It is hard to imagine an urban city of the future that does not employ LED lighting. Larger cities have not moved as quickly to utilize the technology; it is the smaller, developing cities like Detroit, Oakland and Pittsburgh that are leading the way. Last week, Detroit, MI hosted Energy Secretary Moniz who was in town to encourage the use of LED lighting infrastructure. This type of lighting is a perfect fit for a city like Detroit, which is looking for a long-term solution to its infrastructure woes. Cities like Detroit are short on cash, and some might be hesitant to invest in the high initial cost of LEDs; but savings over the long run make it a smarter fiscal decision.
Even the federal government appears to be charmed by the advantages of HID LED Lights. The White House is introducing a program by which 5 US cities will get financial assistance to invest in upgrading their existing lighting infrastructure. Earlier this year, the Administration walked the walk by putting LEDs in the 78 year-old lamps that line the National Mall in Washington, DC. Officials pointed out that this new technological shift would save the National Park Service 65 percent on electric bills and maintenance costs.
LEDs' fiscal advantages are making them an increasingly popular choice among local, regional and even international governments. On the other side of the Atlantic, LEDs are taking hold in places like London. One English school, the Business Academy Bexley, sought out funding for LED infrastructure after learning that energy savings would be nearly 70% overall.

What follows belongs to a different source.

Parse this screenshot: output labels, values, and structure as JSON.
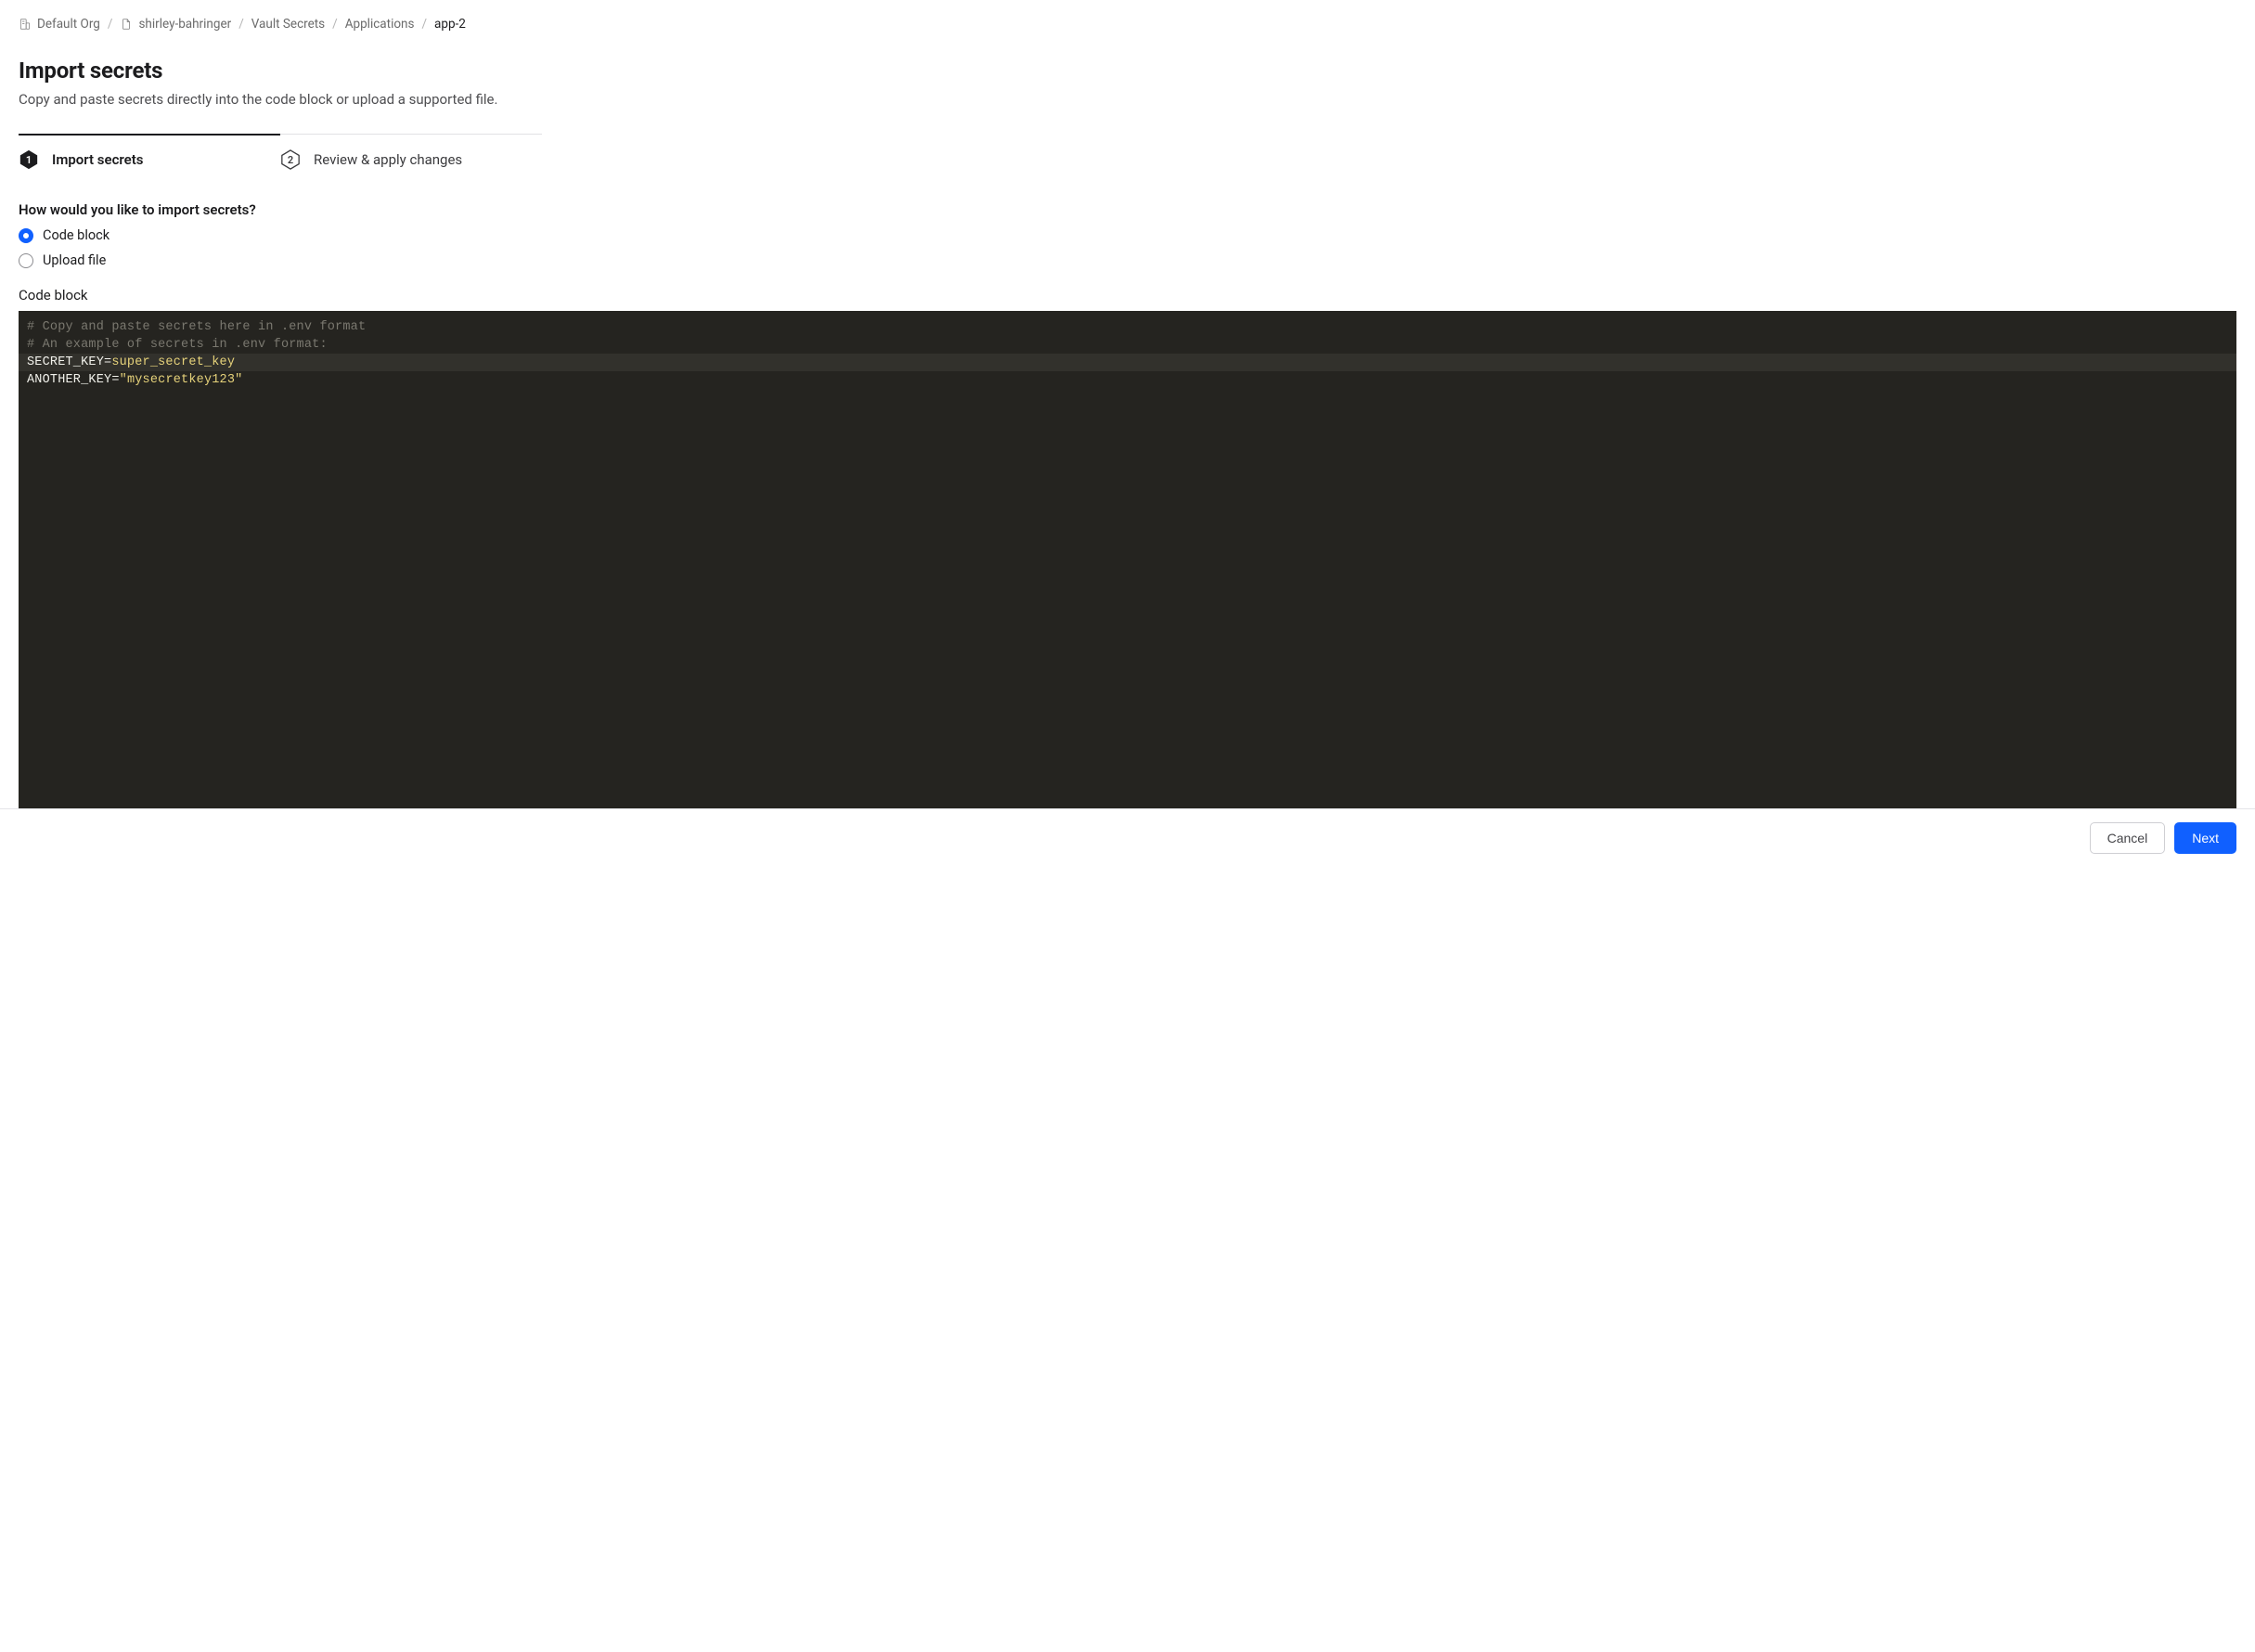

To put this in concrete numbers, the school will save over 20,000 Euro a year just by making the switch. If you're supportive of LEDs, I would definitely recommend a professional business such as Laface and Mcgovern Associates. Click here for more about this company
The London school deepened its savings via the inclusion of adaptive wireless controllers in addition to the LEDs themselves. These controllers raise or lower indoor LEDs relative to the amount of natural light entering the room. Developments in cities such as Pittsburgh, Oakland and Detroit could see even greater savings by pairing adaptive controllers with design that encourages natural light. Technology and design working together will provide the greatest savings for cities that might not have a lot of wiggle room in their budgets.
LED lighting solutions are particularly well-adapted to urban lighting situations. Oakland, CA has recently announced a plan to upgrade 30,000 street lights with GE scalable LED light fixtures. These scalable light fixtures will cut down on discrepancies in inventory, installation, and maintenance. The ability of these fixtures to be scaled from 3,000lm to 20,000lm makes them interchangeable and useful across a range of urban settings.
Though outright bans of incandescent light bulbs might sound like something that would generate controversy, there has been surprisingly little. It might be true that so far only progressive-leaning city governments have adopted LED technology, but I doubt it will stay that way for long. The economic incentives for cities considering LED infrastructure are great enough that politics can't really have much effect. So join me on the path to the future. The streets of the future are illuminated by LEDs.